Problem requirements: Each line of the material that mentions the word "avatar" is to be copied.

Extracted material:
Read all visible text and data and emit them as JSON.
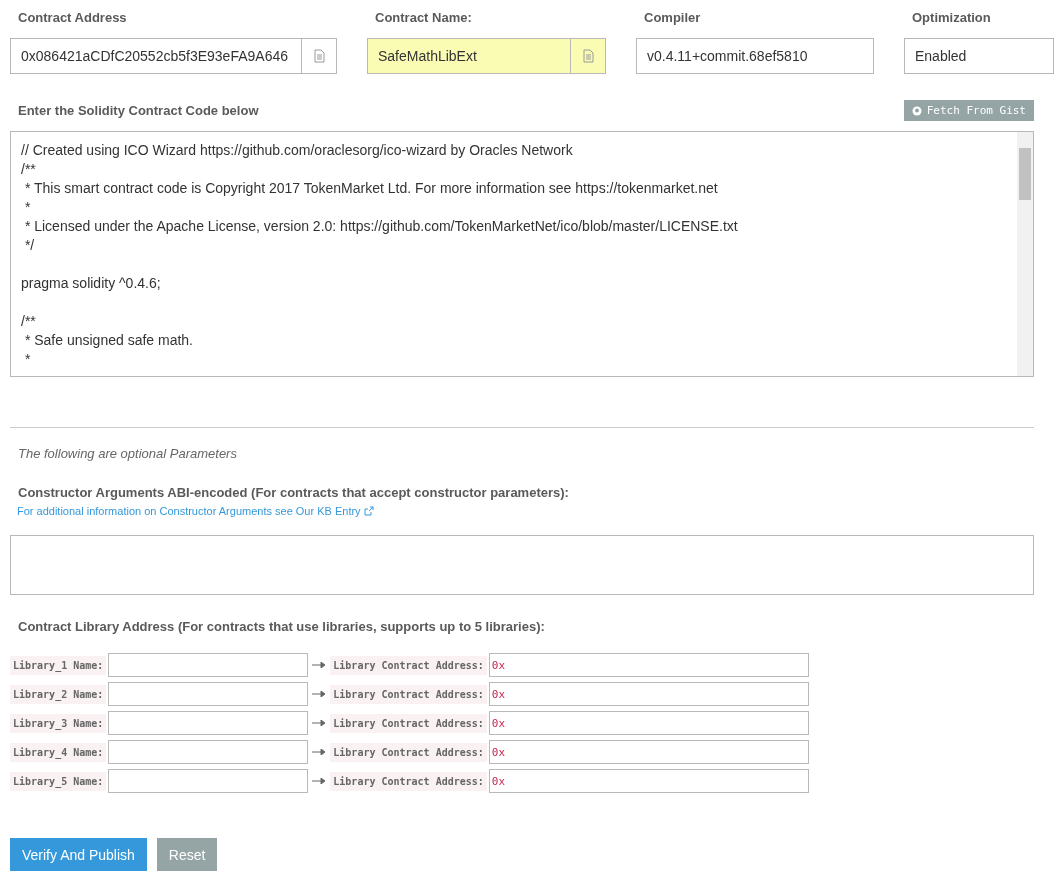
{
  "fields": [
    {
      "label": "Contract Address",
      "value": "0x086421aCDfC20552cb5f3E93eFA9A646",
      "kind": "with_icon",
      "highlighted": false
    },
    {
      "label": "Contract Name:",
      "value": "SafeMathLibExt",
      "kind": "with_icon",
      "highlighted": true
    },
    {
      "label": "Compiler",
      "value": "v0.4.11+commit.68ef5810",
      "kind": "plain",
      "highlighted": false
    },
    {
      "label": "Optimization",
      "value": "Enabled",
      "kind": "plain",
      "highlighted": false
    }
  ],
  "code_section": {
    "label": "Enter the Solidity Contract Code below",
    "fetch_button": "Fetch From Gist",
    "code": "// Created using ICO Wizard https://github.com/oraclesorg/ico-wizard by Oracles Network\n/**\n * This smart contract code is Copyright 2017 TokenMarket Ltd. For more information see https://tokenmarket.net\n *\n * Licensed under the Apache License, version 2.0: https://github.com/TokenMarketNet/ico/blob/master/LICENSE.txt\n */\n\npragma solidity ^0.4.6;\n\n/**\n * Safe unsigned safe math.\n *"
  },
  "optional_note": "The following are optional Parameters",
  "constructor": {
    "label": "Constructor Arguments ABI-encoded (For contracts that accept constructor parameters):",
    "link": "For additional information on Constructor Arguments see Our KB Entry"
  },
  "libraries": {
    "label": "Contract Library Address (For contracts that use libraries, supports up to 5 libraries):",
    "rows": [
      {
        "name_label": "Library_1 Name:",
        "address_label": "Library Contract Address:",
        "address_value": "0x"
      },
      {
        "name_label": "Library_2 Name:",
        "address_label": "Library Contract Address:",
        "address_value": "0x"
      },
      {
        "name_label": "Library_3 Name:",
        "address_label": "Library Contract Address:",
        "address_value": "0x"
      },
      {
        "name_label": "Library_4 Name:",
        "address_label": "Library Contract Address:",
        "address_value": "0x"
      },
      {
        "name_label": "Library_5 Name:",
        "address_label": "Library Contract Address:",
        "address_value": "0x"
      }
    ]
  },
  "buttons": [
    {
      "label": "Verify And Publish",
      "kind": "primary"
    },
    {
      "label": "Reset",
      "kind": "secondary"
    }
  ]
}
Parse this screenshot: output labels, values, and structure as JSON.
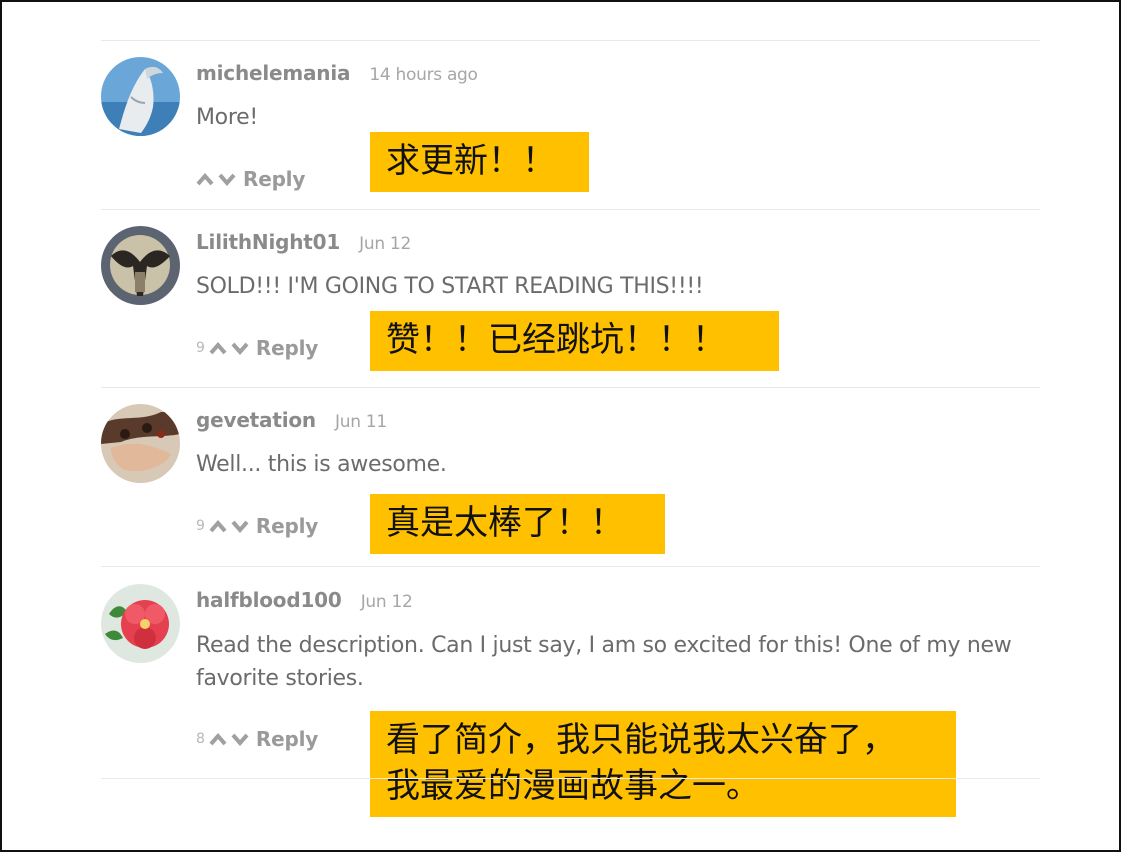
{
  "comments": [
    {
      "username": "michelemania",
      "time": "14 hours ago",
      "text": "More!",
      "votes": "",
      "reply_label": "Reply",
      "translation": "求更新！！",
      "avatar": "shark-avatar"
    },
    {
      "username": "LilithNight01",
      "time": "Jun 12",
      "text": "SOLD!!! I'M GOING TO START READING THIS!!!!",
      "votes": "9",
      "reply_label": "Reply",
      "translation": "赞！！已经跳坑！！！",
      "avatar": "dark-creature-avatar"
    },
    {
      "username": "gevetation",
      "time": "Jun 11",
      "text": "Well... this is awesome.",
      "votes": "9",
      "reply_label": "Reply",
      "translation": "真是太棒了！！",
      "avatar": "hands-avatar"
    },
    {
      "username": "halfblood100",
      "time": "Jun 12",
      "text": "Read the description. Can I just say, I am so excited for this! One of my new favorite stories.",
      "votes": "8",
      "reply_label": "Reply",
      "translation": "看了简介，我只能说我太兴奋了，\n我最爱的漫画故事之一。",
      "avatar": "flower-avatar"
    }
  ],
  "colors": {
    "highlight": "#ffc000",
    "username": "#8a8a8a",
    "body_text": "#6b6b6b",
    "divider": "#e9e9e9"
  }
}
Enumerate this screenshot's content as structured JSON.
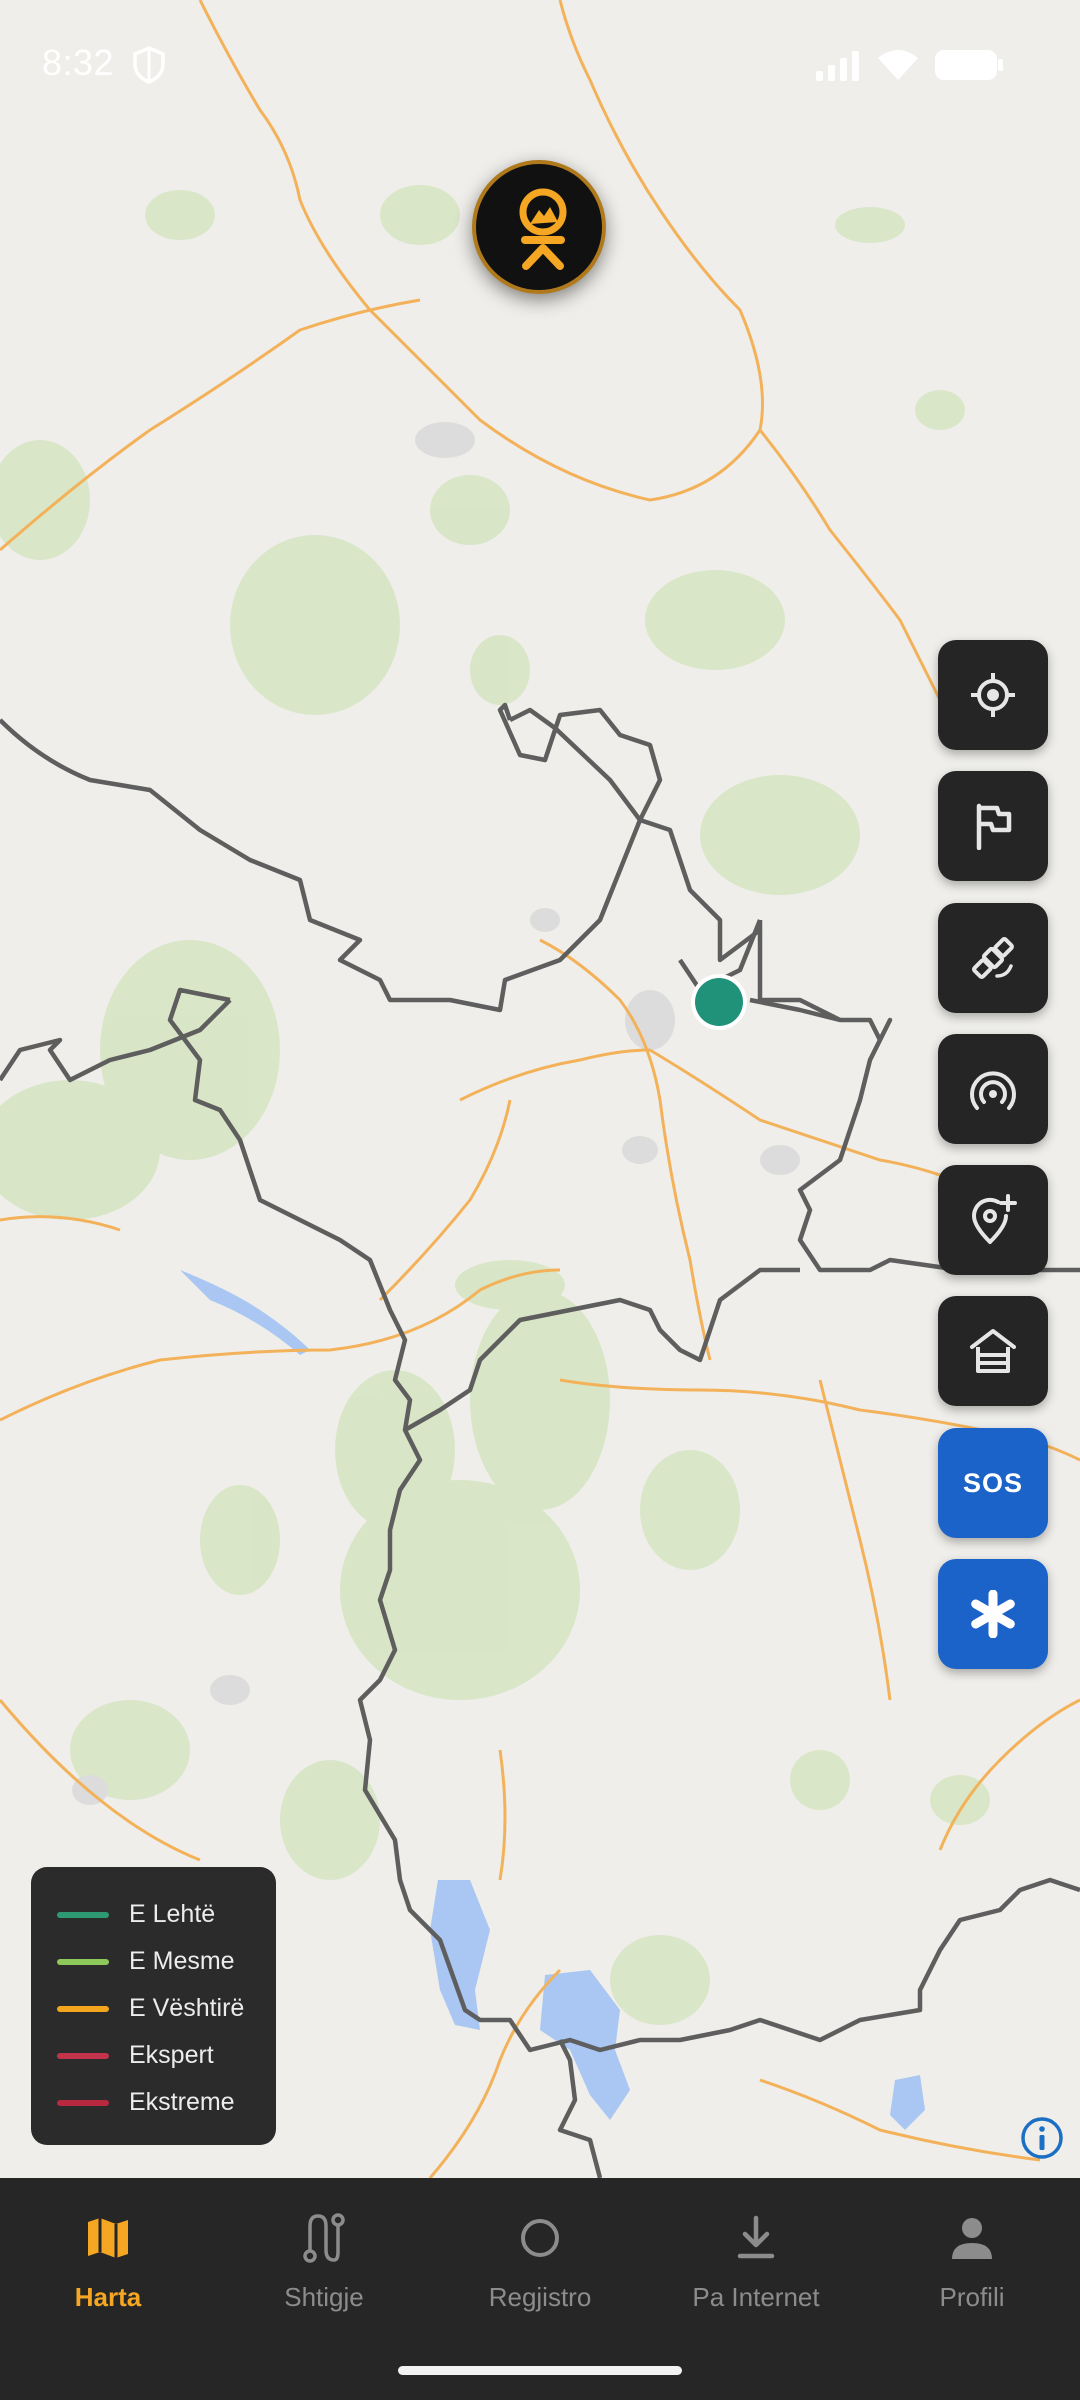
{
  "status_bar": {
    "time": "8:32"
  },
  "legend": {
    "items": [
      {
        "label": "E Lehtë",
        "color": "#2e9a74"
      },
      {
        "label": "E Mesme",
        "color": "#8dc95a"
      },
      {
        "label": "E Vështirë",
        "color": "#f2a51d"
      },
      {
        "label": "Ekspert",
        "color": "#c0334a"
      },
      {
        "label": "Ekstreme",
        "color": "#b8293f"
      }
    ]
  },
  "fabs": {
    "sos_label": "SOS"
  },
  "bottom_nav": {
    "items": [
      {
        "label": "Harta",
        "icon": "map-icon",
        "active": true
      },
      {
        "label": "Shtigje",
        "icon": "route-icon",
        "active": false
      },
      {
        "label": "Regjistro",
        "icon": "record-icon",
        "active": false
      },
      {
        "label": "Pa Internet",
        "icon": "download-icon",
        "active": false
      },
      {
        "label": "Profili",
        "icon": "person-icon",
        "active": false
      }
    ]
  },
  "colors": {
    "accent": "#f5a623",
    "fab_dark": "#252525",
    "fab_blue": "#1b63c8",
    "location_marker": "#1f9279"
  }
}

Expected output:
      "avatar": "shark-avatar"
      "avatar": "dark-creature-avatar"
      "avatar": "hands-avatar"
      "avatar": "flower-avatar"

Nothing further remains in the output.